Disability, Equality, Diversity & Inclusivity - What are they and why are they important?
How to cope
When a new diagnosis is received, as a person it can create many questions, concerns and uncertainties. As a doctor receiving a new diagnosis, this mental process can be very different.
Where a person who is not a medical doctor would have many questions about the nature of the diagnosis, the prognosis, the usual clinical course, etc., these gaps in knowlege are likely to be at least partly filled by some pre-existing medical knowledge in the mind of a doctor. Of course, there are always exceptions and it may be that the diagnosis received by the doctor is one that they have very little prior knowledge of.
For a doctor receiving a new diagnosis, our minds are often accelerated by our knowledge, past the questioning stages straight to the stages of denial, anger and bargaining. This may mean that we make incorrect assumptions based on our own flawed medical knowledge and do not seek to clarify these.
It is therefore useful to have a pre-determined process to follow when receiving such news. This helps to ensure that our reactions are logical, helpful and proactive rather than reactionary, random and potentially detrimental.
It is a very similar situation when a pre-existing condition undergoes a significant deterioration or progression. The doctor would presumably have prior knowledge and understanding of the condition. However, it may be that the doctor was living under ‘false hope’ after a period of stability, or never really came to terms with the diagnosis at the time that it was made, due to having few or insignificant symptoms at the time.
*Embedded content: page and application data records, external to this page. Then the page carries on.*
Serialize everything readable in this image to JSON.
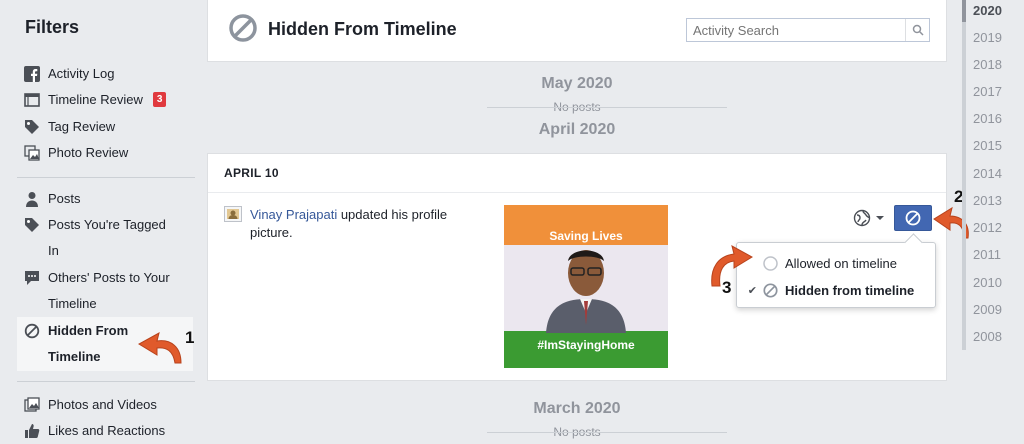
{
  "sidebar": {
    "title": "Filters",
    "items": [
      {
        "label": "Activity Log",
        "icon": "facebook-icon"
      },
      {
        "label": "Timeline Review",
        "icon": "timeline-icon",
        "badge": "3"
      },
      {
        "label": "Tag Review",
        "icon": "tag-icon"
      },
      {
        "label": "Photo Review",
        "icon": "photo-stack-icon"
      }
    ],
    "items2": [
      {
        "label": "Posts",
        "icon": "person-icon"
      },
      {
        "label": "Posts You're Tagged In",
        "line1": "Posts You're Tagged",
        "line2": "In",
        "icon": "tag-icon"
      },
      {
        "label": "Others' Posts to Your Timeline",
        "line1": "Others' Posts to Your",
        "line2": "Timeline",
        "icon": "speech-bubble-icon"
      },
      {
        "label": "Hidden From Timeline",
        "line1": "Hidden From",
        "line2": "Timeline",
        "icon": "block-icon",
        "active": true
      }
    ],
    "items3": [
      {
        "label": "Photos and Videos",
        "icon": "photos-icon"
      },
      {
        "label": "Likes and Reactions",
        "icon": "thumbs-up-icon"
      }
    ]
  },
  "header": {
    "title": "Hidden From Timeline",
    "search_placeholder": "Activity Search"
  },
  "timeline": {
    "may": {
      "month": "May 2020",
      "empty": "No posts"
    },
    "april": {
      "month": "April 2020"
    },
    "march": {
      "month": "March 2020",
      "empty": "No posts"
    }
  },
  "post": {
    "date": "APRIL 10",
    "author": "Vinay Prajapati",
    "action": " updated his profile picture.",
    "photo_text_top": "Saving Lives",
    "photo_text_bottom": "#ImStayingHome"
  },
  "dropdown": {
    "option1": "Allowed on timeline",
    "option2": "Hidden from timeline",
    "selected": "Hidden from timeline"
  },
  "years": [
    "2020",
    "2019",
    "2018",
    "2017",
    "2016",
    "2015",
    "2014",
    "2013",
    "2012",
    "2011",
    "2010",
    "2009",
    "2008"
  ],
  "annotations": {
    "step1": "1",
    "step2": "2",
    "step3": "3"
  },
  "colors": {
    "accent": "#4267b2",
    "link": "#365899",
    "arrow": "#e05a2b",
    "badge": "#e0393e"
  }
}
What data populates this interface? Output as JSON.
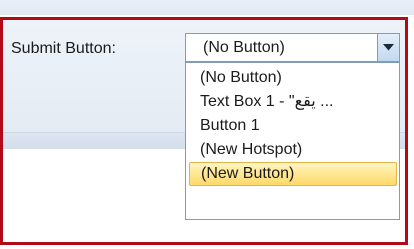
{
  "form": {
    "submit_label": "Submit Button:"
  },
  "combo": {
    "selected_value": "(No Button)",
    "arrow_icon": "chevron-down-icon",
    "options": [
      "(No Button)",
      "Text Box 1 - \"يقع ...",
      "Button 1",
      "(New Hotspot)",
      "(New Button)"
    ],
    "highlighted_index": 4
  },
  "colors": {
    "highlight_frame": "#b20a18",
    "selected_item": "#ffe792",
    "combo_border": "#7f9db9"
  }
}
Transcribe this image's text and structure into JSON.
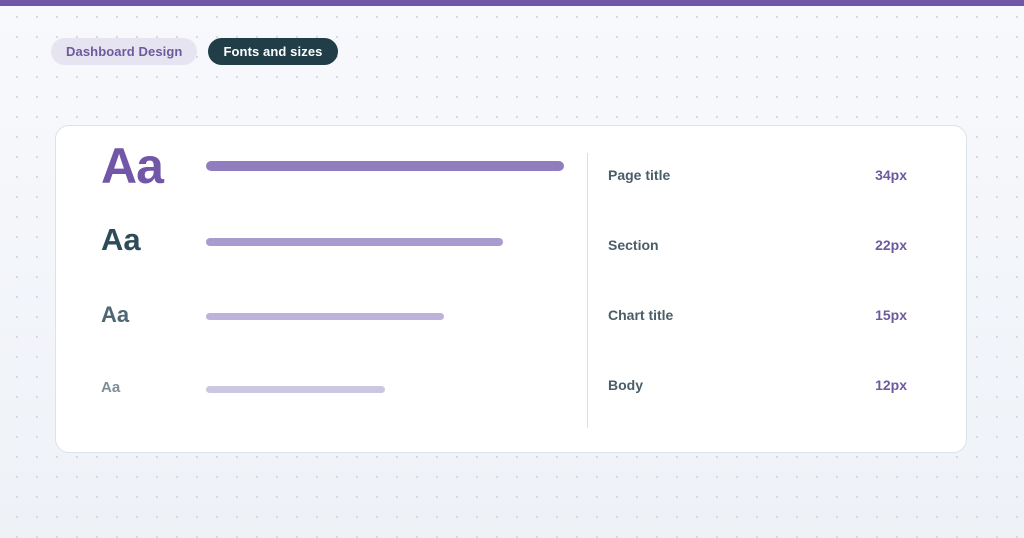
{
  "colors": {
    "accent_bar": "#7257a9",
    "breadcrumb_bg": "#e7e4f1",
    "active_bg": "#213e48",
    "bar_1": "#8f7dbf",
    "bar_2": "#a99bcf",
    "bar_3": "#bdb2da",
    "bar_4": "#cbc6e2"
  },
  "breadcrumbs": [
    {
      "label": "Dashboard Design",
      "active": false
    },
    {
      "label": "Fonts and sizes",
      "active": true
    }
  ],
  "type_scale": {
    "sample_glyph": "Aa",
    "rows": [
      {
        "label": "Page title",
        "size": "34px",
        "bar_fraction": 1.0
      },
      {
        "label": "Section",
        "size": "22px",
        "bar_fraction": 0.83
      },
      {
        "label": "Chart title",
        "size": "15px",
        "bar_fraction": 0.665
      },
      {
        "label": "Body",
        "size": "12px",
        "bar_fraction": 0.5
      }
    ]
  }
}
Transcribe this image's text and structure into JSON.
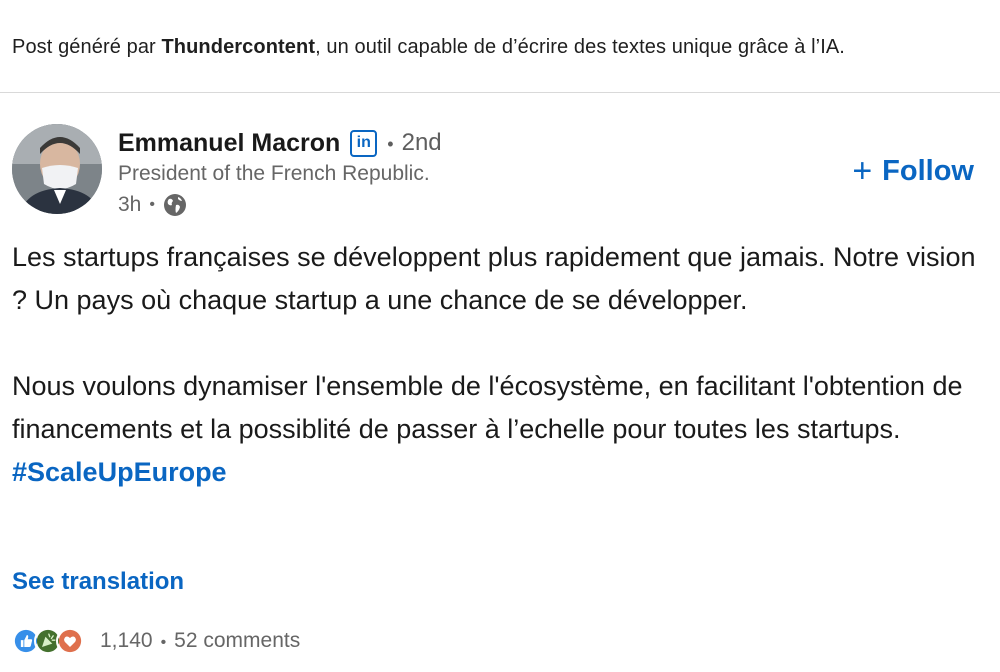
{
  "banner": {
    "prefix": "Post généré par ",
    "brand": "Thundercontent",
    "suffix": ", un outil capable de d’écrire des textes unique grâce à l’IA."
  },
  "author": {
    "name": "Emmanuel Macron",
    "badge": "in",
    "degree": "2nd",
    "headline": "President of the French Republic.",
    "time": "3h"
  },
  "follow_label": "Follow",
  "post": {
    "paragraph1": "Les startups françaises se développent plus rapidement que jamais. Notre vision ? Un pays où chaque startup a une chance de se développer.",
    "paragraph2": "Nous voulons dynamiser l'ensemble de l'écosystème, en facilitant l'obtention de financements et la possiblité de passer à l’echelle pour toutes les startups.",
    "hashtag": "#ScaleUpEurope"
  },
  "see_translation": "See translation",
  "social": {
    "reactions": [
      "like-icon",
      "celebrate-icon",
      "love-icon"
    ],
    "reaction_count": "1,140",
    "comments": "52 comments"
  },
  "colors": {
    "link": "#0a66c2",
    "secondary_text": "#666666",
    "divider": "#d9d9d9"
  }
}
In these situations, a progression or deterioration may provoke a similar psychological process to receiving a brand new diagnosis.
It is for this reason, that we have produced the following scheme for you to refer to at these times, if you’d like.